Palm-oil in Manipur: Bad to worse

Jinine Laishramcha
Contd from previous issue
Third : Mizoram has planted palm trees in about 29,000 hectares as the biggest producer in the North East. From our next door’s experience it confirms that palm is a highly water- consuming crop with each plant needing about 300 litres of water per day, about 45000 litres of water per hectare every day. In addition to its impact on biodiversity, palm-oil is also a significant threat to soil fertility. According to C. Zohmingsangi, from Mizoram University, who is studying soil biology around palm-oil plantations in Mizoram–nutrients, enzymes and carbon are found in much lower percentage in the soil after palm cropping than other types of forests.
Manipur and other (North) Eastern States are part of the Indo-Burma biodiversity hotspot. They are home to some 8,000 flora species, 35% of which are endemic. There are nearly 2,200 species of fauna, of which 24% are endemic. The overwhelming consensus among environmentalists is that palm-oil is detrimental to such rich local ecology of (North) Eastern India.
Fourth : If the foothills of Manipur are to be used for the palm-oil, the undertaken will be regretted for that matter sooner than later. The reason is that perfect residential colonies can be extended in and around such scenic surroundings; To accomplish the crucial need of multi-communities residents in a communal harmony setting; To restore the wetlands and waterbodies that people have occupied; To allocate the agricultural paddy fields for meaningful purposes in the valley; To design Manipur afresh avoiding the haywire and unplanned towns and the leikais; To avoid the frequent floods To align the beautiful landscape for tourist attraction.

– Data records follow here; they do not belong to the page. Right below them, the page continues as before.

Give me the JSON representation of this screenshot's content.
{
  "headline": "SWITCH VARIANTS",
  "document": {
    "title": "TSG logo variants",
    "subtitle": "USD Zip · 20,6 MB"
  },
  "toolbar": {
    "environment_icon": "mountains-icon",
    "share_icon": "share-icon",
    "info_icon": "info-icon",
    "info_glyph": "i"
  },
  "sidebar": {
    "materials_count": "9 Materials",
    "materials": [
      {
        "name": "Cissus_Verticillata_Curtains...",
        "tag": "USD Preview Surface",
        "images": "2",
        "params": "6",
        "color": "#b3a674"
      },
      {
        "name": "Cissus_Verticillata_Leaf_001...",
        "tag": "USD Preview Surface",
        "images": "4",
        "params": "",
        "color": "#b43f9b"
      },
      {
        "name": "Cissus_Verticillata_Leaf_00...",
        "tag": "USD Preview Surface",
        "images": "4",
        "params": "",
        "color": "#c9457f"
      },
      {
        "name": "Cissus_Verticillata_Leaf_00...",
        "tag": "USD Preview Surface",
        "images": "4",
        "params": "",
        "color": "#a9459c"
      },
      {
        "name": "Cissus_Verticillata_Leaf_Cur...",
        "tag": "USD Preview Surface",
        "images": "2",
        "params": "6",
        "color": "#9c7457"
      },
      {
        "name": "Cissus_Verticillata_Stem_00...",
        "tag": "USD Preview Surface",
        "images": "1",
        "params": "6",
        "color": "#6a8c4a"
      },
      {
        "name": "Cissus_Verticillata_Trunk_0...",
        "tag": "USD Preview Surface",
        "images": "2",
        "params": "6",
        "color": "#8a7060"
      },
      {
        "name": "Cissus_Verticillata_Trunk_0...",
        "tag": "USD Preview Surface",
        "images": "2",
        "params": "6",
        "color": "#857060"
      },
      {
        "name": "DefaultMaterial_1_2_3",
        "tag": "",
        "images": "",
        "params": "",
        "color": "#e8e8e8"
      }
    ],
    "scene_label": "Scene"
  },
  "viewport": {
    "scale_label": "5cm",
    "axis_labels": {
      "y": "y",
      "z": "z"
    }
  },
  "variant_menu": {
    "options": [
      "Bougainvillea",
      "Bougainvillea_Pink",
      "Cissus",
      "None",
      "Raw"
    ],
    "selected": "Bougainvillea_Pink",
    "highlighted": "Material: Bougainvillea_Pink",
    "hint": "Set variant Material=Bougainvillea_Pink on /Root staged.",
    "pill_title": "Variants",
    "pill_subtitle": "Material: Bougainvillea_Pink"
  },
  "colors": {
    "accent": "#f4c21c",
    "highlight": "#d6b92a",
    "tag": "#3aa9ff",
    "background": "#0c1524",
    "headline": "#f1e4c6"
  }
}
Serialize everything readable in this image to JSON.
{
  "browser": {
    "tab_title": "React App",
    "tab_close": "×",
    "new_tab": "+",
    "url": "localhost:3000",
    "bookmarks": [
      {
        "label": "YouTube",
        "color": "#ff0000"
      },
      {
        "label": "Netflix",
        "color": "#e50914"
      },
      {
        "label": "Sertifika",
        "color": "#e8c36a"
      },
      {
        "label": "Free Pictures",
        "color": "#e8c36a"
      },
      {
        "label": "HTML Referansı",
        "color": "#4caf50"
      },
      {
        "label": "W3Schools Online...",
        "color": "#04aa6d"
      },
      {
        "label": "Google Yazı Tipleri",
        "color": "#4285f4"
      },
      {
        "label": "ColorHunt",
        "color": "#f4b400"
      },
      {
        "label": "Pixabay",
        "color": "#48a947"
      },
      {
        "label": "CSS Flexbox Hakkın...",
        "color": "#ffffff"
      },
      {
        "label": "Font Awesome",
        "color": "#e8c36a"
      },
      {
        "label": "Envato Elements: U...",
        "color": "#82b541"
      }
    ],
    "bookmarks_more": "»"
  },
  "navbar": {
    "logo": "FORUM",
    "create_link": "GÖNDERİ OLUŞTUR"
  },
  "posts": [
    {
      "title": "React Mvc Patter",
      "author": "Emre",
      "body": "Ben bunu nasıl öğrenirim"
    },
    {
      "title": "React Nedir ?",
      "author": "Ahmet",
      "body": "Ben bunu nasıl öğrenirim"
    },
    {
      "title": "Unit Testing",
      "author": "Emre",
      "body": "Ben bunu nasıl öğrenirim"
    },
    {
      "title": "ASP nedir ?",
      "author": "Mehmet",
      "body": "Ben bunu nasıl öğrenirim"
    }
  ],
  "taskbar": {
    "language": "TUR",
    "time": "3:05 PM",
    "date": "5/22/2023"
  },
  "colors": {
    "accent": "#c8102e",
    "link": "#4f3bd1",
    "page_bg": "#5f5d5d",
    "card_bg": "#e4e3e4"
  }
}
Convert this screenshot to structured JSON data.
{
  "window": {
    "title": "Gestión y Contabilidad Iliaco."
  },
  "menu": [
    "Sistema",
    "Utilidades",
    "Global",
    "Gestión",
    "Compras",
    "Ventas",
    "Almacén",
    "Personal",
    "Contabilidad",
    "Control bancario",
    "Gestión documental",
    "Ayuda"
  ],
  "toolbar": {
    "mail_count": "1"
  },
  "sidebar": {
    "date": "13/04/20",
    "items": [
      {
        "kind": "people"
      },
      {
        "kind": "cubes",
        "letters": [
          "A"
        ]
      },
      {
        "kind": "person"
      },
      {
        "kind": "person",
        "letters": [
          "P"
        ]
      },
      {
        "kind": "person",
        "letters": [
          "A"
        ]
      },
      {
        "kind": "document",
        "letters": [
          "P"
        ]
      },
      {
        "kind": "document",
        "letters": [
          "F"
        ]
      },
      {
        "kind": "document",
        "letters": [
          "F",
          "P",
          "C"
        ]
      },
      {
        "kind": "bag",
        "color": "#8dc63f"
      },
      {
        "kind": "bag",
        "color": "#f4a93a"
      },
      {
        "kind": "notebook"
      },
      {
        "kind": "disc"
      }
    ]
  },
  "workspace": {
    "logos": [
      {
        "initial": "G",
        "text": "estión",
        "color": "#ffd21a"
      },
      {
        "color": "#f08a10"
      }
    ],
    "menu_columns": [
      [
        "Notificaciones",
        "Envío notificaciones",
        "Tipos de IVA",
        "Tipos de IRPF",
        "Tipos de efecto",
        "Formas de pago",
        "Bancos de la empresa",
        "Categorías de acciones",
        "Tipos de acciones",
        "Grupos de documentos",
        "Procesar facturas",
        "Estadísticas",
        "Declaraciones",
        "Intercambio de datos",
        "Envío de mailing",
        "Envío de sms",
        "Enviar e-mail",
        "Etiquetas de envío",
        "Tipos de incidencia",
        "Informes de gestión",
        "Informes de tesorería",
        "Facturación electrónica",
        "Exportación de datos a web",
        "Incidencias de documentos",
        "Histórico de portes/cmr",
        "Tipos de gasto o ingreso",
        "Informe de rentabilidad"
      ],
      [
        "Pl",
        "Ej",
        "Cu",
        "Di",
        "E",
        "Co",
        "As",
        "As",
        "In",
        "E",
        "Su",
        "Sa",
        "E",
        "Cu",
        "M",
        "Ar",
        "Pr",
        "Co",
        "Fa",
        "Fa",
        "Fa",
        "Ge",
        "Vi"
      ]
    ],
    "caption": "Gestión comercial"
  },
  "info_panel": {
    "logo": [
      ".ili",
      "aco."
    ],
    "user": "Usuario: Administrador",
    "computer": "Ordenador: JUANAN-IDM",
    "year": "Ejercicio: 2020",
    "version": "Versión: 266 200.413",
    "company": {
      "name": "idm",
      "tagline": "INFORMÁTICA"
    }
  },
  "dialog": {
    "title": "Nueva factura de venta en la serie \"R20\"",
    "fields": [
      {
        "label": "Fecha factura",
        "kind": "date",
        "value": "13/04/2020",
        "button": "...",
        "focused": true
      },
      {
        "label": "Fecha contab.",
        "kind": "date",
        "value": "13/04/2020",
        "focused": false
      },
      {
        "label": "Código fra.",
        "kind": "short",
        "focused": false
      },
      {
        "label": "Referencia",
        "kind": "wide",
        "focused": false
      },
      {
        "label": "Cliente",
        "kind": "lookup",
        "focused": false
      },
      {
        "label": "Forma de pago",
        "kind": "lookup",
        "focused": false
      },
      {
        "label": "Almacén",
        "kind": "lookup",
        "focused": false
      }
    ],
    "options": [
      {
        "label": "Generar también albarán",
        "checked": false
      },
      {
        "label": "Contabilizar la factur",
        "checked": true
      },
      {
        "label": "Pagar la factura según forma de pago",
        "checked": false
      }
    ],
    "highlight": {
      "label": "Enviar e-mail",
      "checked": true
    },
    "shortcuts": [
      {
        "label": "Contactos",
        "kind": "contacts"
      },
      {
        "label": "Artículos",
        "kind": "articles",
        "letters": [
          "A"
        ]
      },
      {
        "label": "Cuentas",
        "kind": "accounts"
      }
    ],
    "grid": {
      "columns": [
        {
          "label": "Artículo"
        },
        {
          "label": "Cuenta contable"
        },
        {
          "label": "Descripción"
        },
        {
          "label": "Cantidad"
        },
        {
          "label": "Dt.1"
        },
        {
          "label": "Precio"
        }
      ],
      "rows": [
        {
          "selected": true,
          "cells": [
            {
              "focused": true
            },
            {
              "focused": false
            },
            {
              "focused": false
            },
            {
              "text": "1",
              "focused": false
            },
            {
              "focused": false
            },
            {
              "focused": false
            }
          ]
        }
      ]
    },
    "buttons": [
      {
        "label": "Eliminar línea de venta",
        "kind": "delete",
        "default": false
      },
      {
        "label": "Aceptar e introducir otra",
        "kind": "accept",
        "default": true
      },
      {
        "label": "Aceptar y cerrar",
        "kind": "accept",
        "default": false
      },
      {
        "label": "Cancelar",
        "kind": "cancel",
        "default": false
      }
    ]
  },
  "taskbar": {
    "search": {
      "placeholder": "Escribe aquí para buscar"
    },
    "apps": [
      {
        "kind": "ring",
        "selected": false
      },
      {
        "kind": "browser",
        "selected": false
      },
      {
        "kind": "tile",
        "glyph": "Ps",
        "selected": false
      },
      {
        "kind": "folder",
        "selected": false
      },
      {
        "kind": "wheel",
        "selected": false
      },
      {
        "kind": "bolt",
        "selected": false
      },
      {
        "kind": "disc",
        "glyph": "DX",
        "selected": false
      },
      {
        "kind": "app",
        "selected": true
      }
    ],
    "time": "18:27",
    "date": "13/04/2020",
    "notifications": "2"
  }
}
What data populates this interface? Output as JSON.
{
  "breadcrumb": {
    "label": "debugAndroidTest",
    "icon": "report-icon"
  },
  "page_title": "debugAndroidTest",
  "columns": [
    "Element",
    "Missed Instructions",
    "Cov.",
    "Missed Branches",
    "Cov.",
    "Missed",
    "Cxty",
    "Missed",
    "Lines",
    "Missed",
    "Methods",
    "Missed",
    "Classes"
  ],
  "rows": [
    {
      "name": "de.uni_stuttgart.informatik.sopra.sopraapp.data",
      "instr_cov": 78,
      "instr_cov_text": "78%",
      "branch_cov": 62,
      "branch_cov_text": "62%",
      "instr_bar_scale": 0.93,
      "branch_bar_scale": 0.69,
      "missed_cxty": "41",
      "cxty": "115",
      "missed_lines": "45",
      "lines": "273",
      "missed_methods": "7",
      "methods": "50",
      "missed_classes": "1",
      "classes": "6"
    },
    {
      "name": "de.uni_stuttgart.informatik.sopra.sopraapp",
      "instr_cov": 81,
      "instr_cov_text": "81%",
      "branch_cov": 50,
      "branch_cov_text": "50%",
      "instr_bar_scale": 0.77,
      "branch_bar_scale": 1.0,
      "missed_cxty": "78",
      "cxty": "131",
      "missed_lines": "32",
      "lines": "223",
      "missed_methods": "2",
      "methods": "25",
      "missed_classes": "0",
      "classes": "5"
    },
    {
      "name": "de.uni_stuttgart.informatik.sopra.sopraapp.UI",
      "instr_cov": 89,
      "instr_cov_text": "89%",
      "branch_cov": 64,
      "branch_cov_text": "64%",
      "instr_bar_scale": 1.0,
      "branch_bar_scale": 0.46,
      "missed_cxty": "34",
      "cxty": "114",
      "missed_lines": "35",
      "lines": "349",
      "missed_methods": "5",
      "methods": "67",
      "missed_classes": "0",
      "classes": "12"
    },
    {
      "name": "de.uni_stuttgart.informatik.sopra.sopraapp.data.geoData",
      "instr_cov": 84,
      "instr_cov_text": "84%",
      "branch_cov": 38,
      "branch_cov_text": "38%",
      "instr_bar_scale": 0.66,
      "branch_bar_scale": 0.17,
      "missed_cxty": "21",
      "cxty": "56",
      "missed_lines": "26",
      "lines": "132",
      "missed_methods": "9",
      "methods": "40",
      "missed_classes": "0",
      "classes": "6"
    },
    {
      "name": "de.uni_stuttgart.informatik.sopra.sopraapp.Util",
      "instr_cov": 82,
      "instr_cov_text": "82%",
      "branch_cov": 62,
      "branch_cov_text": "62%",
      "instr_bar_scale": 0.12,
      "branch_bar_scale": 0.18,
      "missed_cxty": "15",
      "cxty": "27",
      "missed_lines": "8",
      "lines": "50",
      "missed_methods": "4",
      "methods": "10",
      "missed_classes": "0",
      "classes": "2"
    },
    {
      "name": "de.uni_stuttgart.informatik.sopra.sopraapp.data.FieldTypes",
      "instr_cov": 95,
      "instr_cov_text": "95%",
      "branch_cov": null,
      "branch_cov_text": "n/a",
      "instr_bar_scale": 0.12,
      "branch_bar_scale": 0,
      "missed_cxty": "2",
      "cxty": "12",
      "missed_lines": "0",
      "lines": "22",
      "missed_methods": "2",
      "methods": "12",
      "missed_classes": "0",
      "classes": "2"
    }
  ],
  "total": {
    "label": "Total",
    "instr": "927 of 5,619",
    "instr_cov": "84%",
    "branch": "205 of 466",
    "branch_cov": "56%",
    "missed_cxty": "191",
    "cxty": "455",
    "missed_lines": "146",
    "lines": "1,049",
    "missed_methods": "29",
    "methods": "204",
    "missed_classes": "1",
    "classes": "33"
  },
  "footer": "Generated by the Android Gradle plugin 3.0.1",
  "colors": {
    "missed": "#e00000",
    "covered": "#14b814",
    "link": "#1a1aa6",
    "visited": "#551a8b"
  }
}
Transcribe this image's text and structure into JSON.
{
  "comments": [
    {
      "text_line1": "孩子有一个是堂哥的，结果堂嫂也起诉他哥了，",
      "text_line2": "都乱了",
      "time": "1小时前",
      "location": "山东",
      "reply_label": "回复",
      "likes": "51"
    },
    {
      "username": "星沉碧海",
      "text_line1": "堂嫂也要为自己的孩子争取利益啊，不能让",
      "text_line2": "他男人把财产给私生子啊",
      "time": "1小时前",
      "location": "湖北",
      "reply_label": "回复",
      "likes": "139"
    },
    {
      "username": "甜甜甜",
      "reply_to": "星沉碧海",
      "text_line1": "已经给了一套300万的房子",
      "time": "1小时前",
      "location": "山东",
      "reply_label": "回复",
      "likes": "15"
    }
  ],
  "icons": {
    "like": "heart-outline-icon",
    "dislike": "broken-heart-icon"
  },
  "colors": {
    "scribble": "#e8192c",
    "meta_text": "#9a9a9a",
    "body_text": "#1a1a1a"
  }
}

Finally, there are a good bunch of eco-friendly projects that can be alternatives to such questionable palm-oil cropping. Integrated farming, horticulture, medicinal plants, bamboo, hemp so on and on can yield better than this toxic palm. Why on earth do the State and its agencies fail always to execute such ? If they are sincere and committed, a green heaven on our native soil that is economically viable, contributes to restore forests and water-sources is possible. The writer is Assistant Prof at the University of Suwon, S Korea